### Exercise requirements
If a line of the listing below contains the string "LOKAL", count it, then give the total by itself.
:::
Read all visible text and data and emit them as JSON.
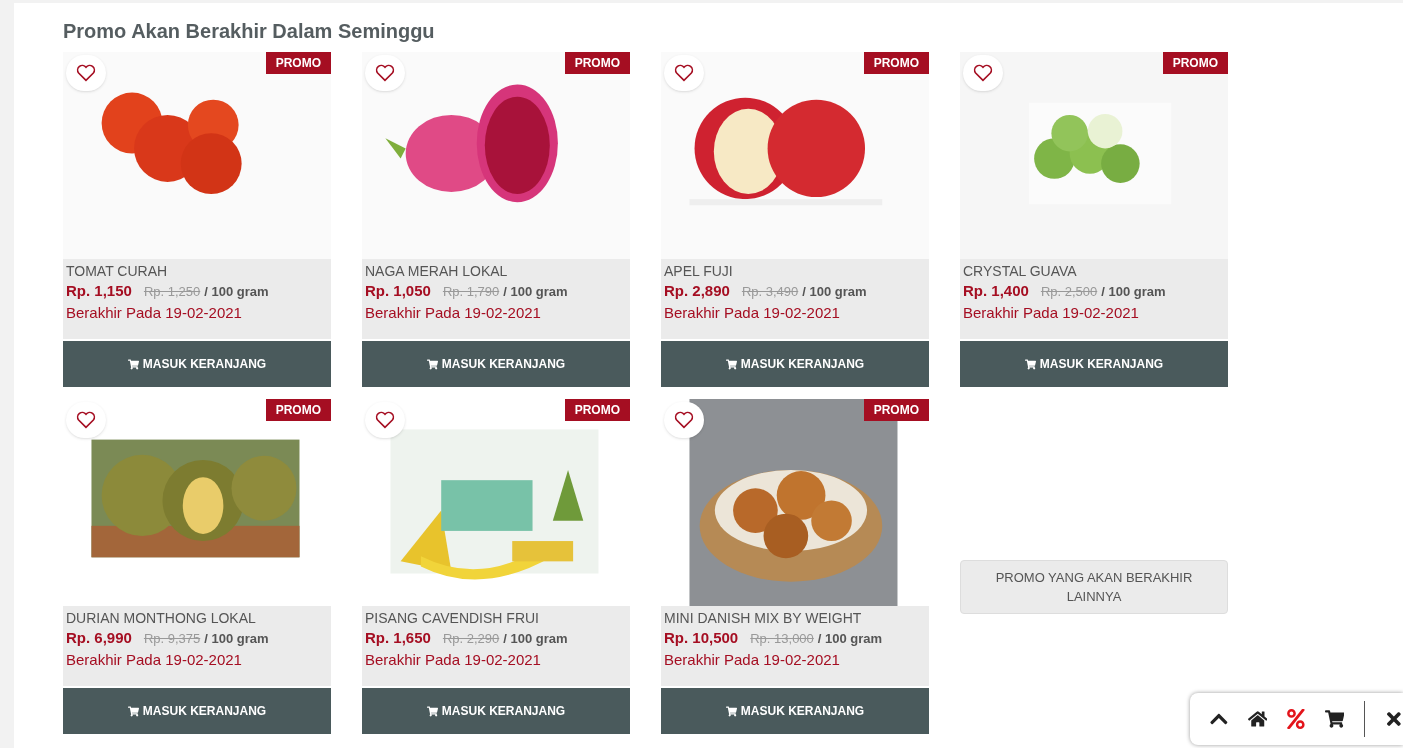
{
  "section_title": "Promo Akan Berakhir Dalam Seminggu",
  "products": [
    {
      "badge": "PROMO",
      "name": "TOMAT CURAH",
      "price": "Rp. 1,150",
      "old_price": "Rp. 1,250",
      "unit": "/ 100 gram",
      "ends": "Berakhir Pada 19-02-2021",
      "button": "MASUK KERANJANG"
    },
    {
      "badge": "PROMO",
      "name": "NAGA MERAH LOKAL",
      "price": "Rp. 1,050",
      "old_price": "Rp. 1,790",
      "unit": "/ 100 gram",
      "ends": "Berakhir Pada 19-02-2021",
      "button": "MASUK KERANJANG"
    },
    {
      "badge": "PROMO",
      "name": "APEL FUJI",
      "price": "Rp. 2,890",
      "old_price": "Rp. 3,490",
      "unit": "/ 100 gram",
      "ends": "Berakhir Pada 19-02-2021",
      "button": "MASUK KERANJANG"
    },
    {
      "badge": "PROMO",
      "name": "CRYSTAL GUAVA",
      "price": "Rp. 1,400",
      "old_price": "Rp. 2,500",
      "unit": "/ 100 gram",
      "ends": "Berakhir Pada 19-02-2021",
      "button": "MASUK KERANJANG"
    },
    {
      "badge": "PROMO",
      "name": "DURIAN MONTHONG LOKAL",
      "price": "Rp. 6,990",
      "old_price": "Rp. 9,375",
      "unit": "/ 100 gram",
      "ends": "Berakhir Pada 19-02-2021",
      "button": "MASUK KERANJANG"
    },
    {
      "badge": "PROMO",
      "name": "PISANG CAVENDISH FRUI",
      "price": "Rp. 1,650",
      "old_price": "Rp. 2,290",
      "unit": "/ 100 gram",
      "ends": "Berakhir Pada 19-02-2021",
      "button": "MASUK KERANJANG"
    },
    {
      "badge": "PROMO",
      "name": "MINI DANISH MIX BY WEIGHT",
      "price": "Rp. 10,500",
      "old_price": "Rp. 13,000",
      "unit": "/ 100 gram",
      "ends": "Berakhir Pada 19-02-2021",
      "button": "MASUK KERANJANG"
    }
  ],
  "more_button": "PROMO YANG AKAN BERAKHIR LAINNYA"
}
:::
### Written response
2